— WORK ITEM —
Your answer should be one number: how many lines below hold the word "人均月绩效".

— RECORDED DATA —
# # # #

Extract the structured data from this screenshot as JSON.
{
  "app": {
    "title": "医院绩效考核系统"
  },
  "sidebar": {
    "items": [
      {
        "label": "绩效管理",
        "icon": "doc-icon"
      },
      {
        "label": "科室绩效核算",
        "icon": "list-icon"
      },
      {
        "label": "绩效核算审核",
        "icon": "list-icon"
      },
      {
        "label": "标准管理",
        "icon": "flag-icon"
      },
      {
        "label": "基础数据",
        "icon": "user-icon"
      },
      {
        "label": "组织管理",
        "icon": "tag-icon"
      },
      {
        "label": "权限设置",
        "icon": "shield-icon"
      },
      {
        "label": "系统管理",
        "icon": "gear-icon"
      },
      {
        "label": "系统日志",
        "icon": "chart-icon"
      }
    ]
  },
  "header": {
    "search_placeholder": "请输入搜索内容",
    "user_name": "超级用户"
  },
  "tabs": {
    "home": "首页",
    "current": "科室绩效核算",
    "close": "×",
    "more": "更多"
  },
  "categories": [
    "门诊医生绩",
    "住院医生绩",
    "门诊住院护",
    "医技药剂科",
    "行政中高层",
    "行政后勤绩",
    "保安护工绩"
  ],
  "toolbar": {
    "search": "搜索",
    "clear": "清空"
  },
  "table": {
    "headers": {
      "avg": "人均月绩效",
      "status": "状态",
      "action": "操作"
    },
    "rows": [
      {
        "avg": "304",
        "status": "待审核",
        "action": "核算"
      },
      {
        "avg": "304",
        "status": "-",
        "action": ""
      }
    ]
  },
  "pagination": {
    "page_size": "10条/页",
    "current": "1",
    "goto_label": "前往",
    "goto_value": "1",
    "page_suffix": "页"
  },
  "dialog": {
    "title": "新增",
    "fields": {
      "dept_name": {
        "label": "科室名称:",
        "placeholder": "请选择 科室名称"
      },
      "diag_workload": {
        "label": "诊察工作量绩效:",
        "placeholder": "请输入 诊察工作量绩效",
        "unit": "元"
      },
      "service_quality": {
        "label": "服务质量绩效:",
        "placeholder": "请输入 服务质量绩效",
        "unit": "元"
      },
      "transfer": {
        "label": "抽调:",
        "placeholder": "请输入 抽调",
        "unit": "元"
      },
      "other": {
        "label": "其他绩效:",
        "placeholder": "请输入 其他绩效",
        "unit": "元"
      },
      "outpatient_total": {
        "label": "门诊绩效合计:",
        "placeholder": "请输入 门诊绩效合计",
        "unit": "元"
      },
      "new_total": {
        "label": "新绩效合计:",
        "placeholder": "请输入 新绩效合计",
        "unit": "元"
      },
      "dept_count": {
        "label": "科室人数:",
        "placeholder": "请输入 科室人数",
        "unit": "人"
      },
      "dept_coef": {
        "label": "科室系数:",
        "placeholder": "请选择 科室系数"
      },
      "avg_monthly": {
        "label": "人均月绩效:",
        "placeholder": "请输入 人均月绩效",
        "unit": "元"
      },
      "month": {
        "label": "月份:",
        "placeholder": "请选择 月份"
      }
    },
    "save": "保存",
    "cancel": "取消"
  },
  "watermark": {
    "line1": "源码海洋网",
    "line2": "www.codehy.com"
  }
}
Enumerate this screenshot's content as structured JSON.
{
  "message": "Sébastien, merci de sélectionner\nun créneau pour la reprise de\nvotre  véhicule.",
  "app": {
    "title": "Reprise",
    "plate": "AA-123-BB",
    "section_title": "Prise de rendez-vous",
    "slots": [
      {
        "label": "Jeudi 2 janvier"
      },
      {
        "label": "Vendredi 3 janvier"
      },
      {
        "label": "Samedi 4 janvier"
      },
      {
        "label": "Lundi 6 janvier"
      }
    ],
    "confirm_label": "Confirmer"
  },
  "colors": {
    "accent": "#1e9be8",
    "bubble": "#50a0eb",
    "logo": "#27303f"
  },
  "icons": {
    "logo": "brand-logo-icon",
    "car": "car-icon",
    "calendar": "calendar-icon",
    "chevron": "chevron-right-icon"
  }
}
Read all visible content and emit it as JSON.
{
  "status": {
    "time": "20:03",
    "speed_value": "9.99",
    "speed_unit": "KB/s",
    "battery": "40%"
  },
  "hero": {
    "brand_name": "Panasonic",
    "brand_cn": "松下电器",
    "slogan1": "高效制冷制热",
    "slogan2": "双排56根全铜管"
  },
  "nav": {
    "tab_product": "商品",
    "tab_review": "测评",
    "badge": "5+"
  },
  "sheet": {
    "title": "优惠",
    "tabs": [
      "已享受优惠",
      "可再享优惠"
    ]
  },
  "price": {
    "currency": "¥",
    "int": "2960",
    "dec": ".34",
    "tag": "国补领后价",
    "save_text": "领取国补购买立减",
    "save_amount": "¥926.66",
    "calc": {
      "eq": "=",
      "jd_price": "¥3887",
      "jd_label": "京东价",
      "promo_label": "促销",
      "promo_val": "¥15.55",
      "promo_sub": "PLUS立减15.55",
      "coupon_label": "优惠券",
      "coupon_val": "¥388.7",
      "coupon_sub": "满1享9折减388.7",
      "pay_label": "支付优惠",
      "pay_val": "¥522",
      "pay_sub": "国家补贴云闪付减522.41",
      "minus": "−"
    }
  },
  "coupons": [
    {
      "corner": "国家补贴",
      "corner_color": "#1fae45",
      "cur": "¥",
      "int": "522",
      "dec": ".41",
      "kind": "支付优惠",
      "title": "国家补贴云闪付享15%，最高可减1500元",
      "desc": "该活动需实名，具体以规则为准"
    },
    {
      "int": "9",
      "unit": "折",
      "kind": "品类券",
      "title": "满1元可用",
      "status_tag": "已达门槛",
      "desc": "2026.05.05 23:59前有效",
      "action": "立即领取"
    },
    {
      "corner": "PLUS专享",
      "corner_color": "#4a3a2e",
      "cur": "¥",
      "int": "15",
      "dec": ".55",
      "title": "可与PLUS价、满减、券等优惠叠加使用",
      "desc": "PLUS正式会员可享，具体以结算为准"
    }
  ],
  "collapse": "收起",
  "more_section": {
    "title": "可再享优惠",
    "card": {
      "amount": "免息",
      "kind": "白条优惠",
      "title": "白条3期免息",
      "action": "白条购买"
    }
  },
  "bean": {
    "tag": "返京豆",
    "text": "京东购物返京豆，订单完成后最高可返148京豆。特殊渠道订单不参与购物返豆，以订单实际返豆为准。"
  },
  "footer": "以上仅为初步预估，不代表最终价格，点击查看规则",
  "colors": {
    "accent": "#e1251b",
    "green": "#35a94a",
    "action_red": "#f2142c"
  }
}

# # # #

— YOUR SOLUTION —
3